DATA TO USE >>
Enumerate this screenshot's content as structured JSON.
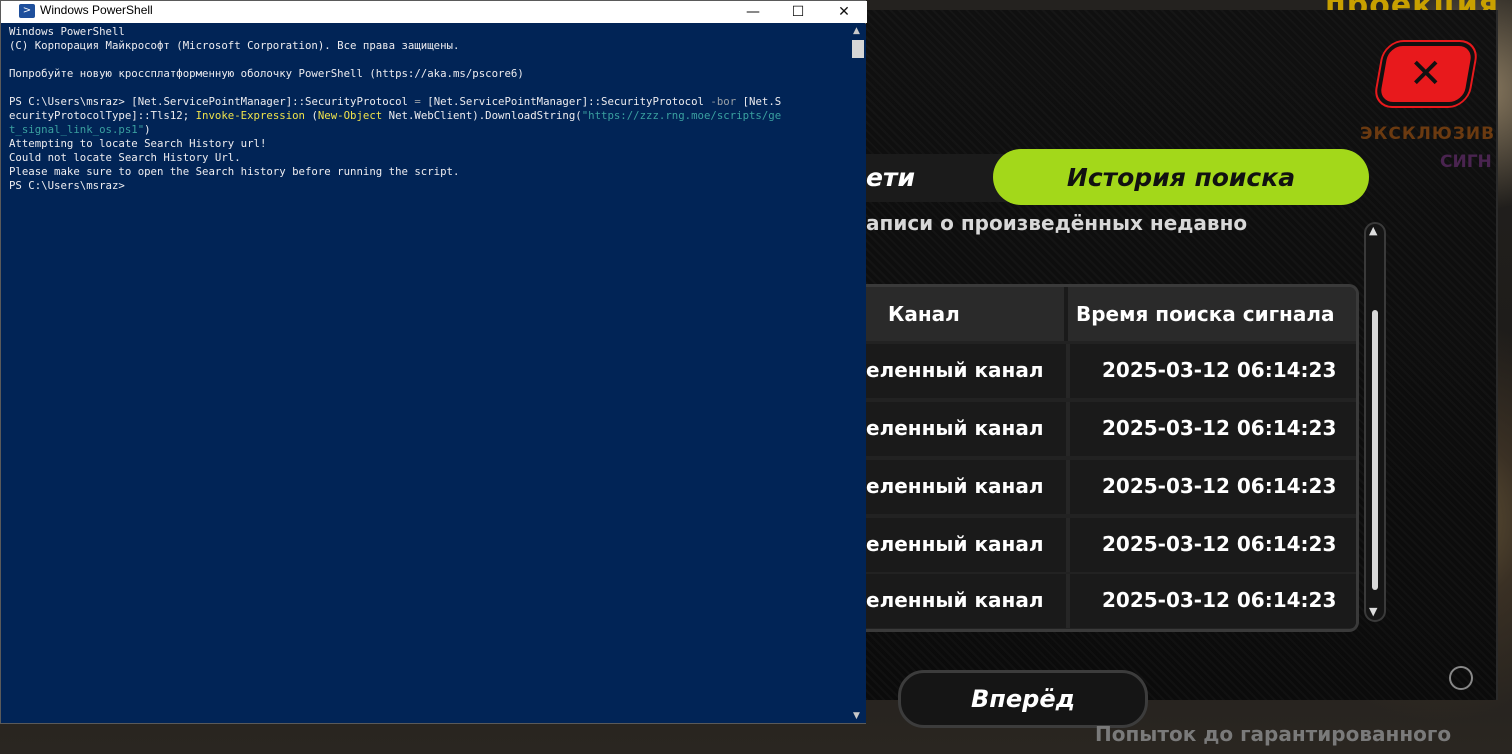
{
  "powershell": {
    "title": "Windows PowerShell",
    "controls": {
      "minimize": "—",
      "maximize": "☐",
      "close": "✕"
    },
    "lines": [
      [
        {
          "t": "Windows PowerShell",
          "c": ""
        }
      ],
      [
        {
          "t": "(C) Корпорация Майкрософт (Microsoft Corporation). Все права защищены.",
          "c": ""
        }
      ],
      [
        {
          "t": "",
          "c": ""
        }
      ],
      [
        {
          "t": "Попробуйте новую кроссплатформенную оболочку PowerShell (https://aka.ms/pscore6)",
          "c": ""
        }
      ],
      [
        {
          "t": "",
          "c": ""
        }
      ],
      [
        {
          "t": "PS C:\\Users\\msraz> ",
          "c": ""
        },
        {
          "t": "[Net.ServicePointManager]",
          "c": ""
        },
        {
          "t": "::SecurityProtocol ",
          "c": ""
        },
        {
          "t": "= ",
          "c": "c-gray"
        },
        {
          "t": "[Net.ServicePointManager]::SecurityProtocol ",
          "c": ""
        },
        {
          "t": "-bor ",
          "c": "c-gray"
        },
        {
          "t": "[Net.S",
          "c": ""
        }
      ],
      [
        {
          "t": "ecurityProtocolType]::Tls12; ",
          "c": ""
        },
        {
          "t": "Invoke-Expression ",
          "c": "c-yellow"
        },
        {
          "t": "(",
          "c": ""
        },
        {
          "t": "New-Object ",
          "c": "c-yellow"
        },
        {
          "t": "Net.WebClient).DownloadString(",
          "c": ""
        },
        {
          "t": "\"https://zzz.rng.moe/scripts/ge",
          "c": "c-cyan"
        }
      ],
      [
        {
          "t": "t_signal_link_os.ps1\"",
          "c": "c-cyan"
        },
        {
          "t": ")",
          "c": ""
        }
      ],
      [
        {
          "t": "Attempting to locate Search History url!",
          "c": ""
        }
      ],
      [
        {
          "t": "Could not locate Search History Url.",
          "c": ""
        }
      ],
      [
        {
          "t": "Please make sure to open the Search history before running the script.",
          "c": ""
        }
      ],
      [
        {
          "t": "PS C:\\Users\\msraz>",
          "c": ""
        }
      ]
    ]
  },
  "game": {
    "top_text": "проекция",
    "close_label": "✕",
    "exclusive_label_1": "ЭКСКЛЮЗИВ",
    "exclusive_label_2": "СИГН",
    "tabs": [
      {
        "label": "ети",
        "active": false
      },
      {
        "label": "История поиска",
        "active": true
      }
    ],
    "subtitle": "аписи о произведённых недавно",
    "table": {
      "headers": {
        "channel": "Канал",
        "time": "Время поиска сигнала"
      },
      "rows": [
        {
          "channel": "еленный канал",
          "time": "2025-03-12 06:14:23"
        },
        {
          "channel": "еленный канал",
          "time": "2025-03-12 06:14:23"
        },
        {
          "channel": "еленный канал",
          "time": "2025-03-12 06:14:23"
        },
        {
          "channel": "еленный канал",
          "time": "2025-03-12 06:14:23"
        },
        {
          "channel": "еленный канал",
          "time": "2025-03-12 06:14:23"
        }
      ]
    },
    "scroll_up": "▲",
    "scroll_down": "▼",
    "forward_button": "Вперёд",
    "bottom_text": "Попыток до гарантированного"
  },
  "colors": {
    "ps_background": "#012456",
    "accent_green": "#a3d81a",
    "close_red": "#e8191c"
  }
}
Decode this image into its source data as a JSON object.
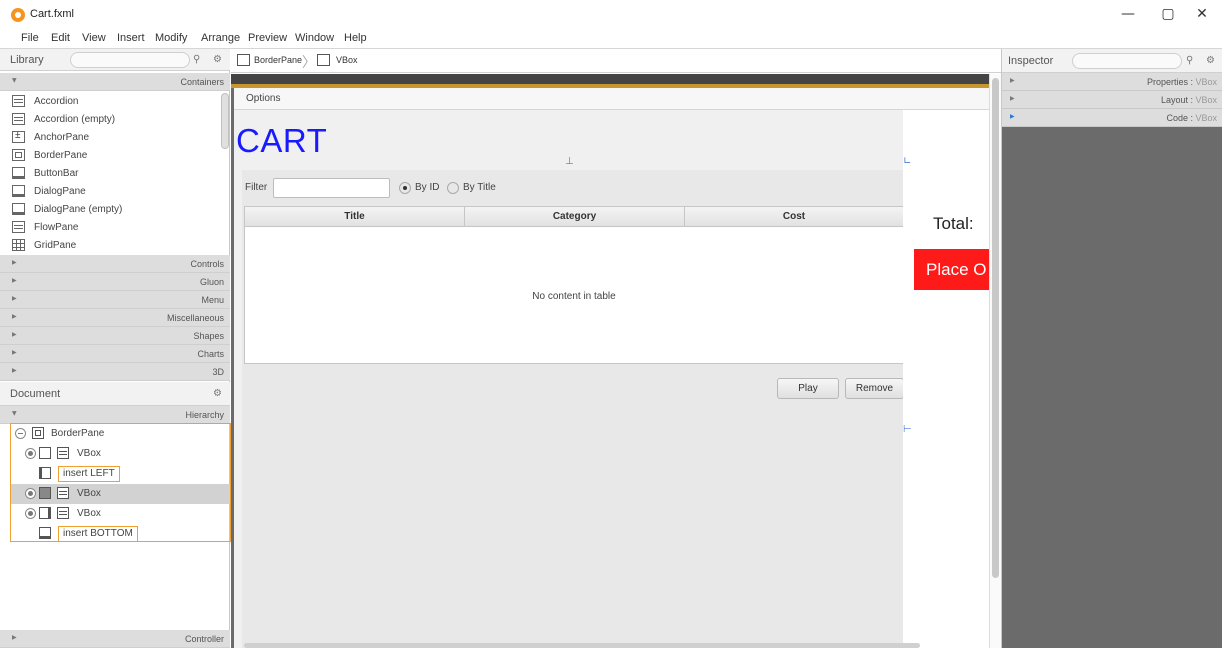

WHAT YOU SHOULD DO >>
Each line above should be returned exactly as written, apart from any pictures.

ANSWER BOX >>
Enumerate this screenshot's content as structured JSON.
{
  "powershell": {
    "title": "Windows PowerShell",
    "controls": {
      "minimize": "—",
      "maximize": "☐",
      "close": "✕"
    },
    "lines": [
      [
        {
          "t": "Windows PowerShell",
          "c": ""
        }
      ],
      [
        {
          "t": "(C) Корпорация Майкрософт (Microsoft Corporation). Все права защищены.",
          "c": ""
        }
      ],
      [
        {
          "t": "",
          "c": ""
        }
      ],
      [
        {
          "t": "Попробуйте новую кроссплатформенную оболочку PowerShell (https://aka.ms/pscore6)",
          "c": ""
        }
      ],
      [
        {
          "t": "",
          "c": ""
        }
      ],
      [
        {
          "t": "PS C:\\Users\\msraz> ",
          "c": ""
        },
        {
          "t": "[Net.ServicePointManager]",
          "c": ""
        },
        {
          "t": "::SecurityProtocol ",
          "c": ""
        },
        {
          "t": "= ",
          "c": "c-gray"
        },
        {
          "t": "[Net.ServicePointManager]::SecurityProtocol ",
          "c": ""
        },
        {
          "t": "-bor ",
          "c": "c-gray"
        },
        {
          "t": "[Net.S",
          "c": ""
        }
      ],
      [
        {
          "t": "ecurityProtocolType]::Tls12; ",
          "c": ""
        },
        {
          "t": "Invoke-Expression ",
          "c": "c-yellow"
        },
        {
          "t": "(",
          "c": ""
        },
        {
          "t": "New-Object ",
          "c": "c-yellow"
        },
        {
          "t": "Net.WebClient).DownloadString(",
          "c": ""
        },
        {
          "t": "\"https://zzz.rng.moe/scripts/ge",
          "c": "c-cyan"
        }
      ],
      [
        {
          "t": "t_signal_link_os.ps1\"",
          "c": "c-cyan"
        },
        {
          "t": ")",
          "c": ""
        }
      ],
      [
        {
          "t": "Attempting to locate Search History url!",
          "c": ""
        }
      ],
      [
        {
          "t": "Could not locate Search History Url.",
          "c": ""
        }
      ],
      [
        {
          "t": "Please make sure to open the Search history before running the script.",
          "c": ""
        }
      ],
      [
        {
          "t": "PS C:\\Users\\msraz>",
          "c": ""
        }
      ]
    ]
  },
  "game": {
    "top_text": "проекция",
    "close_label": "✕",
    "exclusive_label_1": "ЭКСКЛЮЗИВ",
    "exclusive_label_2": "СИГН",
    "tabs": [
      {
        "label": "ети",
        "active": false
      },
      {
        "label": "История поиска",
        "active": true
      }
    ],
    "subtitle": "аписи о произведённых недавно",
    "table": {
      "headers": {
        "channel": "Канал",
        "time": "Время поиска сигнала"
      },
      "rows": [
        {
          "channel": "еленный канал",
          "time": "2025-03-12 06:14:23"
        },
        {
          "channel": "еленный канал",
          "time": "2025-03-12 06:14:23"
        },
        {
          "channel": "еленный канал",
          "time": "2025-03-12 06:14:23"
        },
        {
          "channel": "еленный канал",
          "time": "2025-03-12 06:14:23"
        },
        {
          "channel": "еленный канал",
          "time": "2025-03-12 06:14:23"
        }
      ]
    },
    "scroll_up": "▲",
    "scroll_down": "▼",
    "forward_button": "Вперёд",
    "bottom_text": "Попыток до гарантированного"
  },
  "colors": {
    "ps_background": "#012456",
    "accent_green": "#a3d81a",
    "close_red": "#e8191c"
  }
}
Decode this image into its source data as a JSON object.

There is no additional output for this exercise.